It was a shot Phoenyx Wyse knew he had to make.
Throughout the OFSAA ‘AAA’ bronze medal game, the precocious Grade 10 guard from the St. Michael’s College Raiders (Toronto, Ont.) struggled to make free throws.
After a phenomenal first half, defenders from the Notre Dame Knights (Brampton, Ont.) largely contained him.
They threw double teams at him, clogged the lane, swarmed him when he moved toward the basket.
And in doing so, they clawed their way back into a lopsided game and forced overtime.
OFSAA battle for St. Michael’s
Wyse was banged up. His ankle was sprained, he said. There was a contusion in his left shoulder. Both legs cramped up. He moved gingerly, fighting through pain.
Still, the 6-foot-4 sophomore was head and shoulders above most other players on the court. He needed to dig deep. He needed to find a way to win this winnable game.
So with St. Michael’s down 59-57 and three seconds left in the extra frame, he gathered a pass on the right wing, took a giant step to his left, and arrived at the top of the key.
He crossed over to his right, shaking a defender slightly, straightened up, and nailed a step-back three-pointer to give the Raiders a 60-59 lead.
Moments later, after Notre Dame flubbed a final inbounds play, the victory was secure. Wyse crouched low to the floor and held his head in his hands.
OFSAA tourney a proving ground
His teammates hugged him, hyped him up, beamed as if they couldn’t believe he made that shot.
“I was so emotional, man,” he said later, in a post-game interview with BasketballBuzz.
“I had some tears rolling down … after hitting that shot, I felt like the world just got lifted off my shoulders. It was amazing. Just amazing.”
Wyse and lanky Raiders forward Noah Pistilli were key reasons why St. Michael’s jumped out to a 14-2 first-quarter lead. They combined on a series of layups and pull-up jumpers that left the Knights on their heels.
Notre Dame adjusted well, and trailed by just three points (36-33) at halftime. Knights guard Naheem Davidson made several key shots, some from beyond the arc.
Early in the third quarter, fifth-year forward Cameron Francis gave Notre Dame its first lead of the game on a layup near the six-minute mark.
The rest of the game was evenly-played. In its final moments, the victory was still up for grabs. Phoenyx Wyse decided to snatch it.
OFSAA win a building block

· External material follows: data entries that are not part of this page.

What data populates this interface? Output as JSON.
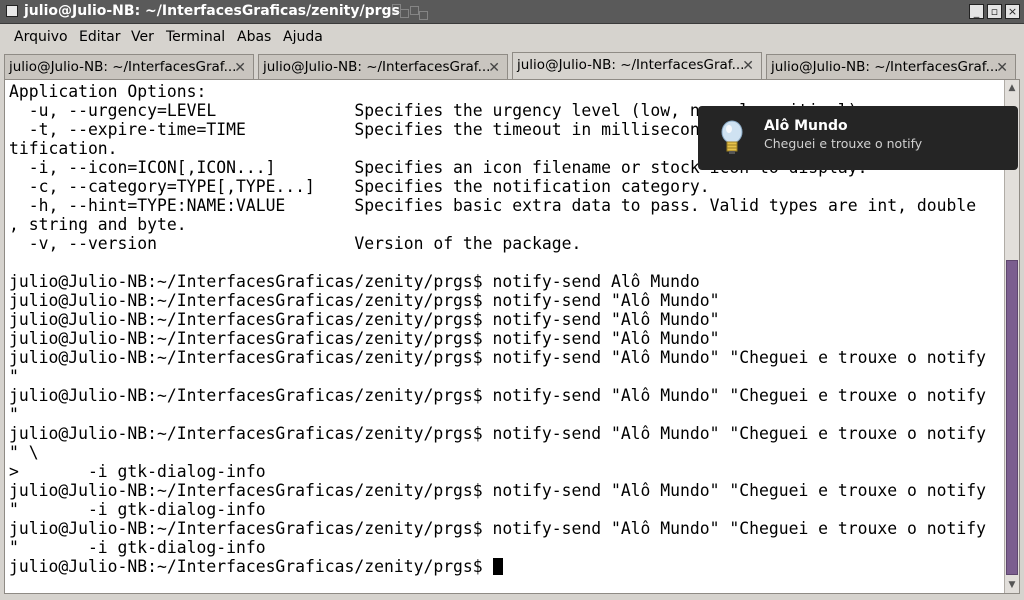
{
  "window": {
    "title": "julio@Julio-NB: ~/InterfacesGraficas/zenity/prgs"
  },
  "menu": [
    "Arquivo",
    "Editar",
    "Ver",
    "Terminal",
    "Abas",
    "Ajuda"
  ],
  "tabs": [
    {
      "label": "julio@Julio-NB: ~/InterfacesGraf...",
      "active": false
    },
    {
      "label": "julio@Julio-NB: ~/InterfacesGraf...",
      "active": false
    },
    {
      "label": "julio@Julio-NB: ~/InterfacesGraf...",
      "active": true
    },
    {
      "label": "julio@Julio-NB: ~/InterfacesGraf...",
      "active": false
    }
  ],
  "terminal": {
    "lines": [
      "Application Options:",
      "  -u, --urgency=LEVEL              Specifies the urgency level (low, normal, critical).",
      "  -t, --expire-time=TIME           Specifies the timeout in milliseconds at which to expire the no",
      "tification.",
      "  -i, --icon=ICON[,ICON...]        Specifies an icon filename or stock icon to display.",
      "  -c, --category=TYPE[,TYPE...]    Specifies the notification category.",
      "  -h, --hint=TYPE:NAME:VALUE       Specifies basic extra data to pass. Valid types are int, double",
      ", string and byte.",
      "  -v, --version                    Version of the package.",
      "",
      "julio@Julio-NB:~/InterfacesGraficas/zenity/prgs$ notify-send Alô Mundo",
      "julio@Julio-NB:~/InterfacesGraficas/zenity/prgs$ notify-send \"Alô Mundo\"",
      "julio@Julio-NB:~/InterfacesGraficas/zenity/prgs$ notify-send \"Alô Mundo\"",
      "julio@Julio-NB:~/InterfacesGraficas/zenity/prgs$ notify-send \"Alô Mundo\"",
      "julio@Julio-NB:~/InterfacesGraficas/zenity/prgs$ notify-send \"Alô Mundo\" \"Cheguei e trouxe o notify",
      "\"",
      "julio@Julio-NB:~/InterfacesGraficas/zenity/prgs$ notify-send \"Alô Mundo\" \"Cheguei e trouxe o notify",
      "\"",
      "julio@Julio-NB:~/InterfacesGraficas/zenity/prgs$ notify-send \"Alô Mundo\" \"Cheguei e trouxe o notify",
      "\" \\",
      ">       -i gtk-dialog-info",
      "julio@Julio-NB:~/InterfacesGraficas/zenity/prgs$ notify-send \"Alô Mundo\" \"Cheguei e trouxe o notify",
      "\"       -i gtk-dialog-info",
      "julio@Julio-NB:~/InterfacesGraficas/zenity/prgs$ notify-send \"Alô Mundo\" \"Cheguei e trouxe o notify",
      "\"       -i gtk-dialog-info"
    ],
    "prompt": "julio@Julio-NB:~/InterfacesGraficas/zenity/prgs$ "
  },
  "notification": {
    "title": "Alô Mundo",
    "body": "Cheguei e trouxe o notify",
    "icon": "lightbulb-icon"
  },
  "colors": {
    "titlebar": "#5a5a5a",
    "scroll_thumb": "#7b5e8f",
    "notification_bg": "#252525"
  }
}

“It felt easy at the beginning,” he said, referring to the first quarter.
“But I have to give props … they came in, working our guards. They started to lock me up, got me frustrated. But me and my team, we realized we can do this. We have to push through.”
Wyse wanted to score, but knew he needed to trust his teammates. He passed more, picked his spots.
“Man, I won’t lie. It was rough,” he said, referring to the defence’s stifling tactics.
“But eventually I realized I have to use my team more. Since they’re [the defence is] coming on me, there’s has to be someone that’s open.”
St. Michael’s entered OFSAA with the fourth seed, and posted decisive wins over St. Patrick’s (Ottawa, 58-44), Lo-Ellen Park (Sudbury, 65-59) and Sarnia Northern (63-54).
They fell 59-43 to eventual gold medallists Oakwood Collegiate, setting up a matchup with consolation champion Notre Dame in the bronze medal game.
Time will tell if St. Michael’s finds another gear next season. The bulk of the team is eligible to return, with four Grade 10 students and seven Grade 11s listed on its OFSAA roster.
“My expectation is to win gold now,” said Wyse. “That’s mostly it.”